I am a disabled professor who does research on equally disabled communities who belong to, so-called underdeveloped worlds. Many of my students are also disabled—either by a physical or mental condition or by an identity they claim. Together we struggle to make a place for ourselves at an institution that was not designed for us. In fact, our place within it, and trajectory through it often is disabling in and of itself. We are not fast in our learning, or our travels across campus. We need more time to learn how to learn, to complete what we need to progress, and to find and request the help and support we need, and to decide if we need it. But time is money, and for the disabled, money is debt, and debt is crippling.

On campus, and in the classroom, often in the chatter that comes before, or right after a professor’s lecture, something happens that is worthwhile. Here, experiences are shared and ideas are circulated around what it means to be disabled, about how our lives outside influence and determine how we engage with material in class, and how this helps to understand what it means to not understand, to fail. Here, like few other places, disability defines a common ground and creates a safe space for us to discuss the opposite of success, progress and 4 year graduation plans that leave no room for error. Our disability—thought broadly–represents for many of my students, and for me as well, a world view that incorporates second (and third) tries, repetition, circling back on new ideas to get them right–to help us understand. Disabled folk have a close connection with “not knowing”, “not understanding”, “not being able to (yet),” and with the struggles of learning that characterize a large part of our experiences in higher education, and within universities across the globe.

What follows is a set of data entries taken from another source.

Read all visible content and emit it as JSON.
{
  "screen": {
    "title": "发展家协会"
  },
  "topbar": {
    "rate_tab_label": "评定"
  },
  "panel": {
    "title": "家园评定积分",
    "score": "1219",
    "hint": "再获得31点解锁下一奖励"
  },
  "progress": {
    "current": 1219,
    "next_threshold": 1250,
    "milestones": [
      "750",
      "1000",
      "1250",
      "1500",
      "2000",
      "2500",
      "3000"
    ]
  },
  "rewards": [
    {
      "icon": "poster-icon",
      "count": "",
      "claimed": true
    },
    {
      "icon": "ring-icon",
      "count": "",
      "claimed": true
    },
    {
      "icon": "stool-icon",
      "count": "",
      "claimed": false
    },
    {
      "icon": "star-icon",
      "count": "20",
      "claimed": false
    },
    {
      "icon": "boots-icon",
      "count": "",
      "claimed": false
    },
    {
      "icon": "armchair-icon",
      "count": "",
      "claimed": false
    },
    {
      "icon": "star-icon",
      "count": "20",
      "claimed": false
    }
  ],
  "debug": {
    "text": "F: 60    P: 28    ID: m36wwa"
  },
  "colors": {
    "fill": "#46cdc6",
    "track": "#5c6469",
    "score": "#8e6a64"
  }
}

And yet, the University is not designed for us. It should be.

About the Author

Matthew Edwards, PhD. – Associate Professor of Spanish, Associate Faculty of Latinx and Latin American Studies, and Women, Gender and Sexuality Studies